  • 13 September 2018


If there's one thing we can learn from the Serena Williams debacle it is this: never dismiss marginalised people when they insist your interpretation of their experience is wrong.

We can argue relentlessly about whether or not the tennis great had the right to smash her racquet, to dispute the umpire's decision, to rain on opponent Naomi Osaka's parade. (Williams might well have won that match, so it's a moot point as to whether or not she knew she was spoiling the up-and-comer's moment of glory.)

Many before her have unleashed tirades at umpires, and many more will do so in the years to come. No-one is arguing that such behaviour is acceptable; though it must be said that numberless players have hurled ghastlier slurs and have nonetheless been spared the intense, divisive, global examination of their actions for days afterwards. John McEnroe was expected to smash his racquets and verbally abuse everyone in his sphere when he walked onto the court.

So people are entitled to argue that Williams was out of line with her response to cautions and penalties during Saturday's women's finals match at Flushing Meadows — as another female tennis legend, Martina Navratilova, has done.

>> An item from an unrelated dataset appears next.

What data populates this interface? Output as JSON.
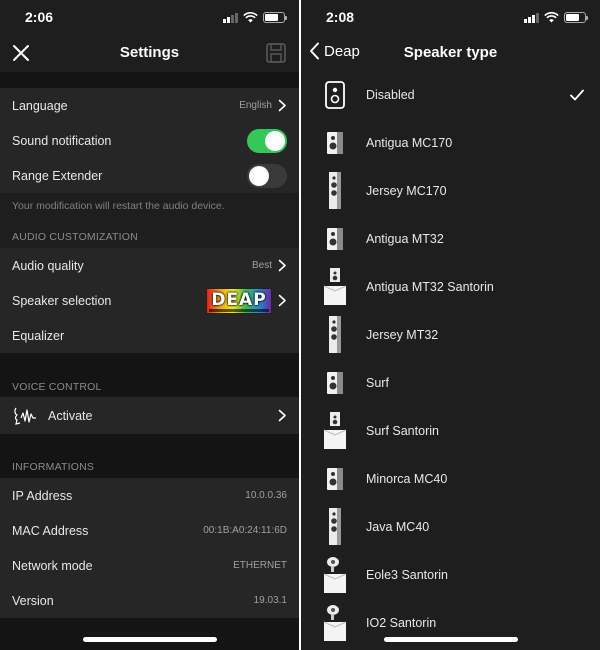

But they have no right to racially slur Williams because of her actions — as News Limited's Herald Sun cartoonist Mark Knight has done.

We can argue about whether or not the caricature produced by Knight is racist and sexist. White people in their swarms have done so already, flooding social media with their opprobrium, casually dismissing the representation of Williams as nothing more than an interpretation of a dummy-spitting sports star. The cartoonist himself is devoid of contrition. The whites have spoken.

But African-Americans (and people of colour and marginalised groups in general) vehemently disagree with Knight and his supporters. And herein lies the lesson: if a marginalised group tells you unequivocally that what you have done is deeply insensitive — and provides reams of literature and historical context with which to support this assertion — it behoves us to listen to them; just as it behoves men to listen to women when they tell — and show — them that the world is a deeply sexist place.

As members of the dominant culture, we have a nasty habit of offending marginalised people then lecturing them on the virtue of not being offended. But there's no longer any excuse for superiority and ignorance, for the voices of reason